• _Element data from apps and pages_
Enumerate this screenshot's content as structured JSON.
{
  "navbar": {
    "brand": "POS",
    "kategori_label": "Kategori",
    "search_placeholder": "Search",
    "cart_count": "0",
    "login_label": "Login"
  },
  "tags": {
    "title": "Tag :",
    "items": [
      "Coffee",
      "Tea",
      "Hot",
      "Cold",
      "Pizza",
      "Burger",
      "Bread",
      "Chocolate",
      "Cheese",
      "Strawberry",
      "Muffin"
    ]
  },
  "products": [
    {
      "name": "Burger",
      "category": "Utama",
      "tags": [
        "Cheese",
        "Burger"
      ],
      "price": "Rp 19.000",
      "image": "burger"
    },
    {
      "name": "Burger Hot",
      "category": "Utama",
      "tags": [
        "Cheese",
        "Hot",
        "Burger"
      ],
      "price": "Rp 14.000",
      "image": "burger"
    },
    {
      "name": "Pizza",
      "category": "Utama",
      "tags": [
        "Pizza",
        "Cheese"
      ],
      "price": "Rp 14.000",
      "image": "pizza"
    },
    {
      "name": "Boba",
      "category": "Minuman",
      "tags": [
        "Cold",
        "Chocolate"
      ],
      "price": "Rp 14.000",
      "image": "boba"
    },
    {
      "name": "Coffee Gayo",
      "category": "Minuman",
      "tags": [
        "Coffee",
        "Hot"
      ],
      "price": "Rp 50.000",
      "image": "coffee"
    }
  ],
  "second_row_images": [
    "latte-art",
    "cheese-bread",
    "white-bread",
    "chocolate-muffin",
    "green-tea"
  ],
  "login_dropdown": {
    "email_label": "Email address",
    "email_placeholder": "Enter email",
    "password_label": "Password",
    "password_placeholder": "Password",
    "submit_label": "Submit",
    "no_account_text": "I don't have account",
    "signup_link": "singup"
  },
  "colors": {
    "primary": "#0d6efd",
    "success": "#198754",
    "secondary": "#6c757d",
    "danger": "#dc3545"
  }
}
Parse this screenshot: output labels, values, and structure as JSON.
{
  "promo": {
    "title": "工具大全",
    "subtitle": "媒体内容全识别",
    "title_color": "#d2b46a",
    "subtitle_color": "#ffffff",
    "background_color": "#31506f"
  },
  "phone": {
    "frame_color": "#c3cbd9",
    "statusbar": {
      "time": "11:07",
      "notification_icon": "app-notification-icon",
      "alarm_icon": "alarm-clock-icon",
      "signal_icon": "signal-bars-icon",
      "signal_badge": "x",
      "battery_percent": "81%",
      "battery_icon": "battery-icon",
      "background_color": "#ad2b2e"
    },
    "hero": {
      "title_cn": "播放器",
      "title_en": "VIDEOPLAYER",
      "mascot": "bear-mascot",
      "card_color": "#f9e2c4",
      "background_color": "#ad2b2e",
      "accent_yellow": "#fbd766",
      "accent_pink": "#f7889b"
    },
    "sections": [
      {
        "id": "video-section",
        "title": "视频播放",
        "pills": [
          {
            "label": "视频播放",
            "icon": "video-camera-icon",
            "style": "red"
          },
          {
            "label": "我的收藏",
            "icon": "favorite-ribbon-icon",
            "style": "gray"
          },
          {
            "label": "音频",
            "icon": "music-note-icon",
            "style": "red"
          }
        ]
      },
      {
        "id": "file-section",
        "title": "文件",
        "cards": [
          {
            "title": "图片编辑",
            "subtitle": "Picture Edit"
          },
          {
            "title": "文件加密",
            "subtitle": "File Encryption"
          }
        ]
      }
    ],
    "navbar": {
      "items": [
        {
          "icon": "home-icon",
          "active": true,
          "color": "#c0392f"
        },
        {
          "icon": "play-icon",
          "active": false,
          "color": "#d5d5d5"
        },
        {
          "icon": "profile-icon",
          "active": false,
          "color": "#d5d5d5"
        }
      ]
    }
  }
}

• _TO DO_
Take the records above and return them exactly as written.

• _RESPONSE AREA_
Enumerate this screenshot's content as structured JSON.
{
  "navbar": {
    "brand": "POS",
    "kategori_label": "Kategori",
    "search_placeholder": "Search",
    "cart_count": "0",
    "login_label": "Login"
  },
  "tags": {
    "title": "Tag :",
    "items": [
      "Coffee",
      "Tea",
      "Hot",
      "Cold",
      "Pizza",
      "Burger",
      "Bread",
      "Chocolate",
      "Cheese",
      "Strawberry",
      "Muffin"
    ]
  },
  "products": [
    {
      "name": "Burger",
      "category": "Utama",
      "tags": [
        "Cheese",
        "Burger"
      ],
      "price": "Rp 19.000",
      "image": "burger"
    },
    {
      "name": "Burger Hot",
      "category": "Utama",
      "tags": [
        "Cheese",
        "Hot",
        "Burger"
      ],
      "price": "Rp 14.000",
      "image": "burger"
    },
    {
      "name": "Pizza",
      "category": "Utama",
      "tags": [
        "Pizza",
        "Cheese"
      ],
      "price": "Rp 14.000",
      "image": "pizza"
    },
    {
      "name": "Boba",
      "category": "Minuman",
      "tags": [
        "Cold",
        "Chocolate"
      ],
      "price": "Rp 14.000",
      "image": "boba"
    },
    {
      "name": "Coffee Gayo",
      "category": "Minuman",
      "tags": [
        "Coffee",
        "Hot"
      ],
      "price": "Rp 50.000",
      "image": "coffee"
    }
  ],
  "second_row_images": [
    "latte-art",
    "cheese-bread",
    "white-bread",
    "chocolate-muffin",
    "green-tea"
  ],
  "login_dropdown": {
    "email_label": "Email address",
    "email_placeholder": "Enter email",
    "password_label": "Password",
    "password_placeholder": "Password",
    "submit_label": "Submit",
    "no_account_text": "I don't have account",
    "signup_link": "singup"
  },
  "colors": {
    "primary": "#0d6efd",
    "success": "#198754",
    "secondary": "#6c757d",
    "danger": "#dc3545"
  }
}
Parse this screenshot: output labels, values, and structure as JSON.
{
  "promo": {
    "title": "工具大全",
    "subtitle": "媒体内容全识别",
    "title_color": "#d2b46a",
    "subtitle_color": "#ffffff",
    "background_color": "#31506f"
  },
  "phone": {
    "frame_color": "#c3cbd9",
    "statusbar": {
      "time": "11:07",
      "notification_icon": "app-notification-icon",
      "alarm_icon": "alarm-clock-icon",
      "signal_icon": "signal-bars-icon",
      "signal_badge": "x",
      "battery_percent": "81%",
      "battery_icon": "battery-icon",
      "background_color": "#ad2b2e"
    },
    "hero": {
      "title_cn": "播放器",
      "title_en": "VIDEOPLAYER",
      "mascot": "bear-mascot",
      "card_color": "#f9e2c4",
      "background_color": "#ad2b2e",
      "accent_yellow": "#fbd766",
      "accent_pink": "#f7889b"
    },
    "sections": [
      {
        "id": "video-section",
        "title": "视频播放",
        "pills": [
          {
            "label": "视频播放",
            "icon": "video-camera-icon",
            "style": "red"
          },
          {
            "label": "我的收藏",
            "icon": "favorite-ribbon-icon",
            "style": "gray"
          },
          {
            "label": "音频",
            "icon": "music-note-icon",
            "style": "red"
          }
        ]
      },
      {
        "id": "file-section",
        "title": "文件",
        "cards": [
          {
            "title": "图片编辑",
            "subtitle": "Picture Edit"
          },
          {
            "title": "文件加密",
            "subtitle": "File Encryption"
          }
        ]
      }
    ],
    "navbar": {
      "items": [
        {
          "icon": "home-icon",
          "active": true,
          "color": "#c0392f"
        },
        {
          "icon": "play-icon",
          "active": false,
          "color": "#d5d5d5"
        },
        {
          "icon": "profile-icon",
          "active": false,
          "color": "#d5d5d5"
        }
      ]
    }
  }
}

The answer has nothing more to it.